"The Unheard Voices Project" Broadens Education Policy Debates

Research led by Alison Carr-Chellman of Penn State's College of Education is bringing-often ignored perspectives into policy discussions about the future of the country's schools.

by David Price (October 2010)

carr-chellman_sml.jpgUniversity Park, Pa. -- Important voices are missing from the tables where policies for the future of schooling are made, observes Alison Carr-Chellman, professor of instructional systems in Penn State's College of Education. To help bring absent voices to the table, Carr-Chellman and her research team launched The Unheard Voices Project, which is assessing four primary populations: prisoners, homeless, migrant workers, and working poor.

The prisoner and homeless population studies are complete: the prison study being published in the International Journal of Educational Reform, the homeless study being presented in Poland to the European Sociological Association. The homeless study spawned a complementary dissertation focusing on homeless veterans by David Magolis. Also on the research team are Husra Gursoy, Luis Almeida, and Brian Beabout.

"The notion isn't to create or design a school that would suit prisoners or homeless," notes Carr-Chellman, "but rather to simply hear them, to make others aware of their existence and that they, too, have ideas about how schools can change."

Prisoners, she says, had some poignant things to say about making schools better places. Topping their priority list was ensuring that the places where education happens are safe; they cited many negative experiences with safety issues in their own educational settings. Both prisoners and veterans wanted uniforms and more structure in schools, as well.

All three of the populations—homeless, homeless veterans, and prisoners—were negative about using the moniker "special education" and the associated peer labeling. Additionally, they stated that the primary changes they would like to see were, in their words, to have caring teachers in all classrooms, to have teachers who are willing to give extra help and go beyond their paychecks and job requirements, and to really teach.

As voices not heard at education policy tables, the needs they identified stand in stark contrast to the more constructivist and problem-based, learning-oriented reforms of research or policy-based conversations.

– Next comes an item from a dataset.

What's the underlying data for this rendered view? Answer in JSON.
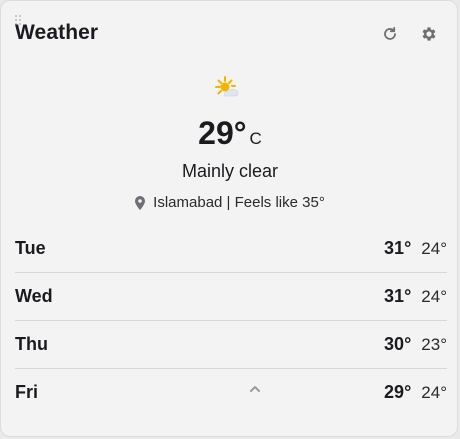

"This has been among one of the most rewarding projects I've ever worked on," Carr-Chellman says. "My hope is that more and more people will learn of the project, and the voices will become increasingly amplified."